UPDATED, 2:45 p.m. updated outage numbers.
Severe storms and possible tornadoes slammed into the St. Louis area late Sunday night, causing widespread reports of damage. Winds up to 70 mph blew through the area.
According to the National Weather Service, at least three tornadoes were reported — at 11:14 p.m., a tornado was spotted five miles northeast of Gray Summit and at least one home was damaged near St. Albans; a funnel cloud was reported near Concord Village at 11:27 p.m., causing power flashes; and a tornado in Shobonier, Ill., northeast of Carlyle Lake, at 12:20 a.m. damaged two homes.
At 11:34 p.m., a funnel cloud was reported over St. Louis near Lafayette Square, the weather service reports.
The National Weather Service planned to send people out to survey the damage and confirm the tornadoes, said meteorologist Gary Schmocker.
Six people were hurt by the storm in the Metro East. Anderson Hospital spokeswoman Natalie Head says the hospital in Maryville treated one child who suffered a broken leg. One person suffered a head wound, and four people were treated and released.
No serious injuries were reported elsewhere, but authorities throughout the area reported that power lines were downed and some structures sustained damage.
The heavy wind gusts, hail and mix of rain and sleet knocked out power initially to more than 43,000 customers in Missouri, Ameren says. At 2:40 p.m., about 15,500 were still without power, the utility said. In Illinois, nearly 5,500 Ameren customers were without power.
In Richmond Heights, police closed Big Bend Boulevard between Wise and Clayton avenues after the high winds toppled a half-dozen utility poles. The poles were leaning over the street, dangling power lines. One pole had snapped. Police on Monday were trying to keep onlookers away in case the rising tension from the lines caused more to snap before utility crews could replace them, said Richmond Heights Police Chief Rick Vilcek.

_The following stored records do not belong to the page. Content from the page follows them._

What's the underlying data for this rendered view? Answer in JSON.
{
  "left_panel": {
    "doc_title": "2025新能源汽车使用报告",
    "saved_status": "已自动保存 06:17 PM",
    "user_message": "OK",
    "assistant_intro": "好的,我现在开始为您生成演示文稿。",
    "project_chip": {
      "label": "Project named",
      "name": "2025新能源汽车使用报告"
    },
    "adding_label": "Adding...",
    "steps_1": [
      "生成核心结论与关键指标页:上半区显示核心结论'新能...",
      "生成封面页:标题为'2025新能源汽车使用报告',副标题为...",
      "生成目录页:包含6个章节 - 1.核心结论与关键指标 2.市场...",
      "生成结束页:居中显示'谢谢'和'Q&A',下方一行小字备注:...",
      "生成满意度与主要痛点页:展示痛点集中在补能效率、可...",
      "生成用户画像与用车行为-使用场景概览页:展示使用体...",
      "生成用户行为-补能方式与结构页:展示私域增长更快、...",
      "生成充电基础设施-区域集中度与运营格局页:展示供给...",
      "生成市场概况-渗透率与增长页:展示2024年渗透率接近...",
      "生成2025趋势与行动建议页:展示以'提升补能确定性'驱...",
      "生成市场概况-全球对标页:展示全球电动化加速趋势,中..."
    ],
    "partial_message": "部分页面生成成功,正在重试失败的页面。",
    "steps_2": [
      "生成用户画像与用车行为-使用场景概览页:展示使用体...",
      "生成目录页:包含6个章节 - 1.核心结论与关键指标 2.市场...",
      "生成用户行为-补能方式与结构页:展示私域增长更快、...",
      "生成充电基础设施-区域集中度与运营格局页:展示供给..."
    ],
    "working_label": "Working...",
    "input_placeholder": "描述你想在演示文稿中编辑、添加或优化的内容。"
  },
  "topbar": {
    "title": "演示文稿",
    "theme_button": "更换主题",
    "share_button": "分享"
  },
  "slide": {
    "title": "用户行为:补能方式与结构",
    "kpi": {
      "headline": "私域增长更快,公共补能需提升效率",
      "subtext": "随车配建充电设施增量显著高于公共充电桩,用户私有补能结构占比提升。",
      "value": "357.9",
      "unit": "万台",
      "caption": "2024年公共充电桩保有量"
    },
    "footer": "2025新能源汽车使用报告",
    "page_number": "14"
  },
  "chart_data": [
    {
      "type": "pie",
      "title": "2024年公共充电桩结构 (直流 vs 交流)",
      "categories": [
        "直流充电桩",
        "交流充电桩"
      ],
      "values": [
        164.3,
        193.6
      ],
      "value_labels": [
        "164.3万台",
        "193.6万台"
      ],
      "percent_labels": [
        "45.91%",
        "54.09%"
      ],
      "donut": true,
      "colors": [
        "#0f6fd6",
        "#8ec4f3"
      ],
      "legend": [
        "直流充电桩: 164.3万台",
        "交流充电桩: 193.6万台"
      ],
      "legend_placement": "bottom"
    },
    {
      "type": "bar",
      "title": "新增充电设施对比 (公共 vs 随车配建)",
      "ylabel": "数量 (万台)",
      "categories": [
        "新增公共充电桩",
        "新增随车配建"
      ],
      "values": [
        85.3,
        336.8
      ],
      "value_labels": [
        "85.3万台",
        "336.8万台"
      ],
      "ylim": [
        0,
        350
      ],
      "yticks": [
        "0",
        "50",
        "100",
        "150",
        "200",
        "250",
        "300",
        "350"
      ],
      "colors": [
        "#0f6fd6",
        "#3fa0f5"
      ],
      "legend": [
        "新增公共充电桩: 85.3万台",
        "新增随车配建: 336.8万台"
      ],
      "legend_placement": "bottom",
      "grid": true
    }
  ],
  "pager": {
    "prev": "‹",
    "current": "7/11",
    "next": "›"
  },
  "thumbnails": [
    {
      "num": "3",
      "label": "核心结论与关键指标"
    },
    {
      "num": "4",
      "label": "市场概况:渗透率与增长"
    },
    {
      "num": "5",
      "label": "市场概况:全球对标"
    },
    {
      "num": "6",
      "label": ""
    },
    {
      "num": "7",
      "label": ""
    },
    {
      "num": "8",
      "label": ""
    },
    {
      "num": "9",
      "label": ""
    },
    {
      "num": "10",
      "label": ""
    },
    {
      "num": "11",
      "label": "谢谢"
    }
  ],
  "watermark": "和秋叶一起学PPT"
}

"It's gonna take awhile for the cleanup. Hopefully folks will be patient," he said.
An Ameren spokeswoman said crews will be there today to reset the poles and wires. She said utility service was rerouted during the fix so nearby customers weren't left without power there.
High winds, or possibly a tornado, lifted the roof off a church in Gerald, in Franklin County, according to the sheriff's office.
At the Calvary New Life Tabernacle church in Gerald, the pastor's wife said the storm was coming through and a group of about nine people huddled in the church's concrete basement. The storm passed, and the group left.
The pastor's wife, Patricia Kay Maxwell, said, "It sounded like a few screws popping. Pop. Pop. Pop."
Maxwell said she didn't think the sound amounted to much, so she left. About 15 minutes later, police called her and her husband at home to say that part of the church roof was gone. A section of the roof -- about 34 by 18 feet -- was blown about 200 feet and came to rest on the side of a small apartment building. No one was hurt.
In Washington, Mo., downed utility poles and trees forced the closure of Highway 47.
In the Metro East, Granite City had no injuries but damage to several homes. The town saw a path of moderate damage that runs though the city, from the southwest to northeast, said Fire Chief Tim Connolly.
"It's just a straight line through Granite City, that's about three houses wide and maybe four miles long," Connolly said. "It's all very moderate damage. One building collapsed at the edge of town where it started. Roofs were blown off. Sheds blown away, roofs peeled away."
Connolly said no injuries were reported, but one dog was rescued.
There were unconfirmed reports of funnel clouds in St. Louis, St. Louis County and St. Charles County. Thousands of customers of Ameren were without electricity for periods of time as the storms blew through.
The rain in parts of the area lasted only a few minutes, but the accompanying winds left a trail of debris and damage. There were reports of wires down on vehicles on streets and highways in St. Louis and St. Louis County, and some power poles were reportedly snapped by high winds.
Some flash flooding of area streets followed the quickly moving storms, which continued into the Metro East area shortly before midnight. Some roads were reportedly blocked by branches and other debris throughout the metropolitan area.
Power lines were down on Interstate 44 near Hampton Avenue after the winds struck. The interstate was closed in both directions for nearly two hours while repair crews removed the wires. No drivers were injured.
After the storms moved into Illinois, damage was reported in the Highland area of Madison County and some other parts of the area.
Some buildings reportedly were damaged along Illinois Route 159 in Edwardsville. And there were reports of extensive damage in the Salem and Vandalia areas of Southern Illinois as the storms pushed further east early today.
David Carson of the Post-Dispatch contributed to this report.